The exact timings can be seen below;
It seems reasonable to use the typical timings shown on the diagram. So for a zero we hold the line low for 60 microsecond then let it go high for the remainder of the slot. To send a one we hold the line for a bit more than 1 microsecond and then let it go high for the remainder of the slot.
So our sendZero function is:
and our sendOne function is:
Notice that the functions keep control after letting the line go high again. In principle they could return and let the main program do some processing but this would mean that the main program had to hold off sending another bit until the 60 microseconds was up. This approach isn't efficient but it is simple.
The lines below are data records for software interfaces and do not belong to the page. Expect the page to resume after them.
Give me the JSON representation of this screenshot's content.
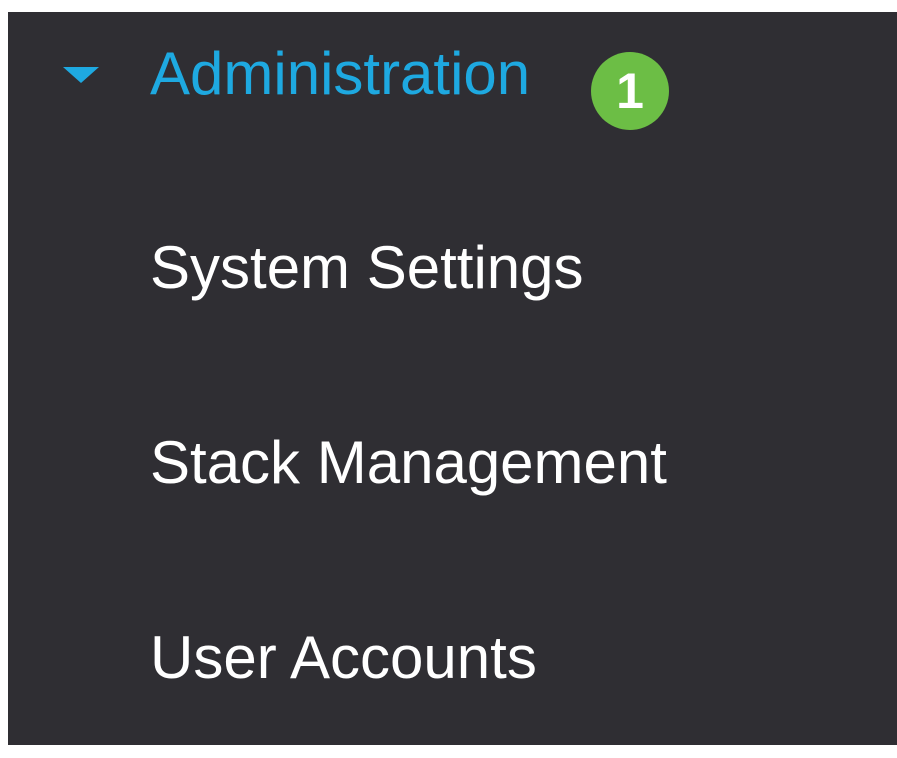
{
  "nav": {
    "section": {
      "label": "Administration",
      "badge": "1",
      "expanded": true,
      "icon": "caret-down-icon"
    },
    "items": [
      {
        "label": "System Settings"
      },
      {
        "label": "Stack Management"
      },
      {
        "label": "User Accounts"
      }
    ]
  },
  "colors": {
    "panel_background": "#2f2e33",
    "accent": "#1ea9e1",
    "badge": "#6cbe45",
    "item_text": "#ffffff"
  }
}
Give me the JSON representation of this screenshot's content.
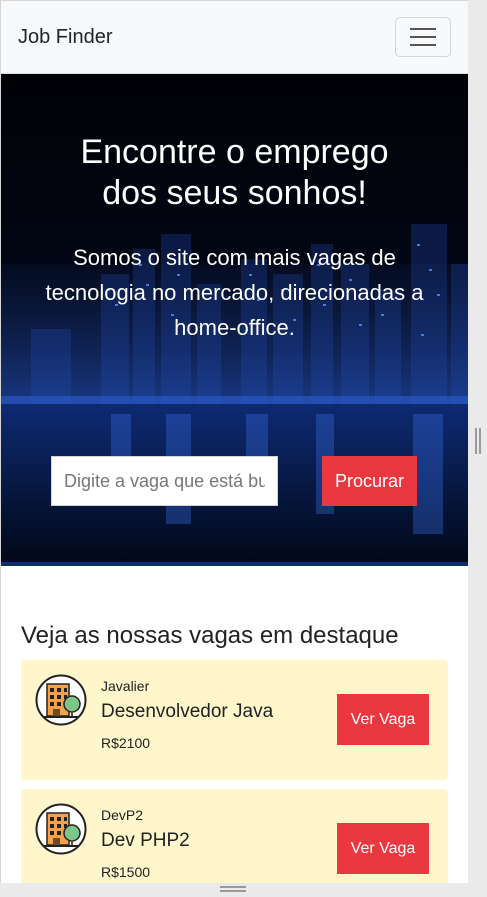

Also notice that as the time periods are short and they have to be fairly repeatable a busy wait is the best option for the delay.
With these constants the measured pulse widths are for a zero the the line is held low for just over 60 microseconds with a pause of about 1.5 microseconds and for a one the line is held low for 1.5 microseconds and the slot is about 60 microseconds in total.
As the only time critical operations are the actual setting of the line low and then back to high there is no need to worry too much about speed of operation of the entire function so we might as well combine the two functions into a single writeBit function:
The code at the start of the function simply increases the time between slots slightly.
You can see a one followed by a zero in the following logic analyzer trace:
A First Command
After discovering that there is at least one device connected to the bus the master has to issue a ROM command. In many cases the ROM command used first will be the Search ROM command which enumerates the 64-bit codes of all of the devices on the bus. After collecting all of these codes the master can used the Match ROM commands with a specific 64-bit code to select the device the master wants to talk to.
While it is perfectly possible to implement the Search ROM procedure it is simpler to work with the single device by using commands which ignore the 64-bit code and address all of the devices on the bus at the same time. Of course this only works as long as there is only one device on the bus.
If there is only one device then we can use the Skip ROM command 0xCC to tell all the devices on the bus to be active.
As we have a writeBit function this is easy:
Notice that 0xCC is 1100 1100 in binary and the 1-wire bus sends the least significant bit first.
If you try this out you should find it works but device doesn't respond because it is waiting for another command.
Again as the time between writing bits isn't critical we can take this first implementation of the function and write something more general if slightly slower. The writeByte function will write the low 8 bits of an int to the device:
Using this we can send a Skip ROM command using:
You can see the pattern of bits sent by the Edison on a logic analyzer:
|Last Updated ( Wednesday, 11 May 2016 )|